[Data entries]
━━━━━━

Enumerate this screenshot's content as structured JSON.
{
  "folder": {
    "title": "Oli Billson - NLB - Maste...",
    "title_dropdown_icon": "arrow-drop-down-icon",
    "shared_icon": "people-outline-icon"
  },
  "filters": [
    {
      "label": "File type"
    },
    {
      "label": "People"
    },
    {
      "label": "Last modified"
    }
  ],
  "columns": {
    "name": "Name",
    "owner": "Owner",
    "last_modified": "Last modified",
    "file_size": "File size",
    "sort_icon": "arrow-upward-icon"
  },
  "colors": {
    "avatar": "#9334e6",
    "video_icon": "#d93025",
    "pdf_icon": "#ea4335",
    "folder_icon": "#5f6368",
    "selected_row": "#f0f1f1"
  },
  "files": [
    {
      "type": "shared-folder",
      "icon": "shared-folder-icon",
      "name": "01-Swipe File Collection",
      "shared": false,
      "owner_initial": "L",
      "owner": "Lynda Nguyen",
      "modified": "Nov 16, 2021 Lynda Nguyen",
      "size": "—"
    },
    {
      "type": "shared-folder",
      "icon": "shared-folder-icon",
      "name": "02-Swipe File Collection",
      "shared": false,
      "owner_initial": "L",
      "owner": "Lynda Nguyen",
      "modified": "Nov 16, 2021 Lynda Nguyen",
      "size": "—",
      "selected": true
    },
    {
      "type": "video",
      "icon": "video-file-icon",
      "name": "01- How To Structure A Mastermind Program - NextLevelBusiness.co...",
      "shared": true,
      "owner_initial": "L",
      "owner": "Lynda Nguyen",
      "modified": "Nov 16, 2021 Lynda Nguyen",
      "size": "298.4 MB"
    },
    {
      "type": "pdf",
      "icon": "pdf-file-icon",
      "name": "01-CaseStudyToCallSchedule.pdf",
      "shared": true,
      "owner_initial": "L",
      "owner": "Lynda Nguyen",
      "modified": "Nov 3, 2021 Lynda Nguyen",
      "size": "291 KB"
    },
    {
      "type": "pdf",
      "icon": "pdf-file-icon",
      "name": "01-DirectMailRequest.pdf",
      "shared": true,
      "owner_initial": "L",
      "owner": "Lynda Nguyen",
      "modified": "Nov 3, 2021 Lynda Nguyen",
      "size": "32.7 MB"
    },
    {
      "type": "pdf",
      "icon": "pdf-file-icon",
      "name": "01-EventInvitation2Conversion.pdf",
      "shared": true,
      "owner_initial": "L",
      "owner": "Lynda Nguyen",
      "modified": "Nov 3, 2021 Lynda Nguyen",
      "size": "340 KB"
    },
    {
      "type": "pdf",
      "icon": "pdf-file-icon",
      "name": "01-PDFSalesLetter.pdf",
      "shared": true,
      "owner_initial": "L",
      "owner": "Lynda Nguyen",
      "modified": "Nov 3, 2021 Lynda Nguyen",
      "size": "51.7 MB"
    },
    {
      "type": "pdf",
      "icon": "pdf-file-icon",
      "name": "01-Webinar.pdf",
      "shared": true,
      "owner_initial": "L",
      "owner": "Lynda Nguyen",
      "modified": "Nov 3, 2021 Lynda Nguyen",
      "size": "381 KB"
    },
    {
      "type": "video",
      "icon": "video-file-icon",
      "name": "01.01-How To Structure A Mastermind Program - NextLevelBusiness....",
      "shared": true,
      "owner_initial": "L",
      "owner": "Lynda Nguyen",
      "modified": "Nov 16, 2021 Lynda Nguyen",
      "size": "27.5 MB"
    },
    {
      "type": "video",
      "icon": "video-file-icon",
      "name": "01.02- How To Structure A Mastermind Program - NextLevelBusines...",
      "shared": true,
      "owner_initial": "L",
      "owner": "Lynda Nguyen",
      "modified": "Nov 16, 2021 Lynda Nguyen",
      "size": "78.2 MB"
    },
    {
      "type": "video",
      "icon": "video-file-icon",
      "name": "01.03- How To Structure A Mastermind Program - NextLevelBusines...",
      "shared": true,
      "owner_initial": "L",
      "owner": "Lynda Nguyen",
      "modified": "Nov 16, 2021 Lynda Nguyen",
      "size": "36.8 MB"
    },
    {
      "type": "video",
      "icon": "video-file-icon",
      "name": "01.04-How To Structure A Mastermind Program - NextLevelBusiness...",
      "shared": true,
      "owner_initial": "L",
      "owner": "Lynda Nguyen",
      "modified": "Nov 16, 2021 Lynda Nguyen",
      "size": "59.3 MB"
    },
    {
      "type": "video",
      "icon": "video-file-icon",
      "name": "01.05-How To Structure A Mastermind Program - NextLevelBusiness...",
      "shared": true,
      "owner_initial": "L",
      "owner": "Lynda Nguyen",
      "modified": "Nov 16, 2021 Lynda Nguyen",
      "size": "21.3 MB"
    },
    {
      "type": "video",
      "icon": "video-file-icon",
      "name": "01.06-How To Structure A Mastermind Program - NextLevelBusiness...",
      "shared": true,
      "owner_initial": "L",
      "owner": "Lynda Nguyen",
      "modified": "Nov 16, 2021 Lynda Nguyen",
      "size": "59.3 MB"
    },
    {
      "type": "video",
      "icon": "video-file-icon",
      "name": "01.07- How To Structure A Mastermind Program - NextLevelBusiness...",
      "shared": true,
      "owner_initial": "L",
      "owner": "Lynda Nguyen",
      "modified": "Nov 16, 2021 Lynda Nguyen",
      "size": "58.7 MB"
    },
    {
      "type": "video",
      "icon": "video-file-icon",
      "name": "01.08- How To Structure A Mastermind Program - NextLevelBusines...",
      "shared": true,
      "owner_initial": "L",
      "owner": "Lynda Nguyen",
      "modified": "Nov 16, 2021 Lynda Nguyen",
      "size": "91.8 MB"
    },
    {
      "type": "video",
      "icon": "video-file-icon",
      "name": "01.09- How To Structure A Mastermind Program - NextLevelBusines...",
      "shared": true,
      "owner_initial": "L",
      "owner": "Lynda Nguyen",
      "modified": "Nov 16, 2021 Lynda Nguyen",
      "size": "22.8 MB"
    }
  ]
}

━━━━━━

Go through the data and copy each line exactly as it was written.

Enumerate this screenshot's content as structured JSON.
{
  "folder": {
    "title": "Oli Billson - NLB - Maste...",
    "title_dropdown_icon": "arrow-drop-down-icon",
    "shared_icon": "people-outline-icon"
  },
  "filters": [
    {
      "label": "File type"
    },
    {
      "label": "People"
    },
    {
      "label": "Last modified"
    }
  ],
  "columns": {
    "name": "Name",
    "owner": "Owner",
    "last_modified": "Last modified",
    "file_size": "File size",
    "sort_icon": "arrow-upward-icon"
  },
  "colors": {
    "avatar": "#9334e6",
    "video_icon": "#d93025",
    "pdf_icon": "#ea4335",
    "folder_icon": "#5f6368",
    "selected_row": "#f0f1f1"
  },
  "files": [
    {
      "type": "shared-folder",
      "icon": "shared-folder-icon",
      "name": "01-Swipe File Collection",
      "shared": false,
      "owner_initial": "L",
      "owner": "Lynda Nguyen",
      "modified": "Nov 16, 2021 Lynda Nguyen",
      "size": "—"
    },
    {
      "type": "shared-folder",
      "icon": "shared-folder-icon",
      "name": "02-Swipe File Collection",
      "shared": false,
      "owner_initial": "L",
      "owner": "Lynda Nguyen",
      "modified": "Nov 16, 2021 Lynda Nguyen",
      "size": "—",
      "selected": true
    },
    {
      "type": "video",
      "icon": "video-file-icon",
      "name": "01- How To Structure A Mastermind Program - NextLevelBusiness.co...",
      "shared": true,
      "owner_initial": "L",
      "owner": "Lynda Nguyen",
      "modified": "Nov 16, 2021 Lynda Nguyen",
      "size": "298.4 MB"
    },
    {
      "type": "pdf",
      "icon": "pdf-file-icon",
      "name": "01-CaseStudyToCallSchedule.pdf",
      "shared": true,
      "owner_initial": "L",
      "owner": "Lynda Nguyen",
      "modified": "Nov 3, 2021 Lynda Nguyen",
      "size": "291 KB"
    },
    {
      "type": "pdf",
      "icon": "pdf-file-icon",
      "name": "01-DirectMailRequest.pdf",
      "shared": true,
      "owner_initial": "L",
      "owner": "Lynda Nguyen",
      "modified": "Nov 3, 2021 Lynda Nguyen",
      "size": "32.7 MB"
    },
    {
      "type": "pdf",
      "icon": "pdf-file-icon",
      "name": "01-EventInvitation2Conversion.pdf",
      "shared": true,
      "owner_initial": "L",
      "owner": "Lynda Nguyen",
      "modified": "Nov 3, 2021 Lynda Nguyen",
      "size": "340 KB"
    },
    {
      "type": "pdf",
      "icon": "pdf-file-icon",
      "name": "01-PDFSalesLetter.pdf",
      "shared": true,
      "owner_initial": "L",
      "owner": "Lynda Nguyen",
      "modified": "Nov 3, 2021 Lynda Nguyen",
      "size": "51.7 MB"
    },
    {
      "type": "pdf",
      "icon": "pdf-file-icon",
      "name": "01-Webinar.pdf",
      "shared": true,
      "owner_initial": "L",
      "owner": "Lynda Nguyen",
      "modified": "Nov 3, 2021 Lynda Nguyen",
      "size": "381 KB"
    },
    {
      "type": "video",
      "icon": "video-file-icon",
      "name": "01.01-How To Structure A Mastermind Program - NextLevelBusiness....",
      "shared": true,
      "owner_initial": "L",
      "owner": "Lynda Nguyen",
      "modified": "Nov 16, 2021 Lynda Nguyen",
      "size": "27.5 MB"
    },
    {
      "type": "video",
      "icon": "video-file-icon",
      "name": "01.02- How To Structure A Mastermind Program - NextLevelBusines...",
      "shared": true,
      "owner_initial": "L",
      "owner": "Lynda Nguyen",
      "modified": "Nov 16, 2021 Lynda Nguyen",
      "size": "78.2 MB"
    },
    {
      "type": "video",
      "icon": "video-file-icon",
      "name": "01.03- How To Structure A Mastermind Program - NextLevelBusines...",
      "shared": true,
      "owner_initial": "L",
      "owner": "Lynda Nguyen",
      "modified": "Nov 16, 2021 Lynda Nguyen",
      "size": "36.8 MB"
    },
    {
      "type": "video",
      "icon": "video-file-icon",
      "name": "01.04-How To Structure A Mastermind Program - NextLevelBusiness...",
      "shared": true,
      "owner_initial": "L",
      "owner": "Lynda Nguyen",
      "modified": "Nov 16, 2021 Lynda Nguyen",
      "size": "59.3 MB"
    },
    {
      "type": "video",
      "icon": "video-file-icon",
      "name": "01.05-How To Structure A Mastermind Program - NextLevelBusiness...",
      "shared": true,
      "owner_initial": "L",
      "owner": "Lynda Nguyen",
      "modified": "Nov 16, 2021 Lynda Nguyen",
      "size": "21.3 MB"
    },
    {
      "type": "video",
      "icon": "video-file-icon",
      "name": "01.06-How To Structure A Mastermind Program - NextLevelBusiness...",
      "shared": true,
      "owner_initial": "L",
      "owner": "Lynda Nguyen",
      "modified": "Nov 16, 2021 Lynda Nguyen",
      "size": "59.3 MB"
    },
    {
      "type": "video",
      "icon": "video-file-icon",
      "name": "01.07- How To Structure A Mastermind Program - NextLevelBusiness...",
      "shared": true,
      "owner_initial": "L",
      "owner": "Lynda Nguyen",
      "modified": "Nov 16, 2021 Lynda Nguyen",
      "size": "58.7 MB"
    },
    {
      "type": "video",
      "icon": "video-file-icon",
      "name": "01.08- How To Structure A Mastermind Program - NextLevelBusines...",
      "shared": true,
      "owner_initial": "L",
      "owner": "Lynda Nguyen",
      "modified": "Nov 16, 2021 Lynda Nguyen",
      "size": "91.8 MB"
    },
    {
      "type": "video",
      "icon": "video-file-icon",
      "name": "01.09- How To Structure A Mastermind Program - NextLevelBusines...",
      "shared": true,
      "owner_initial": "L",
      "owner": "Lynda Nguyen",
      "modified": "Nov 16, 2021 Lynda Nguyen",
      "size": "22.8 MB"
    }
  ]
}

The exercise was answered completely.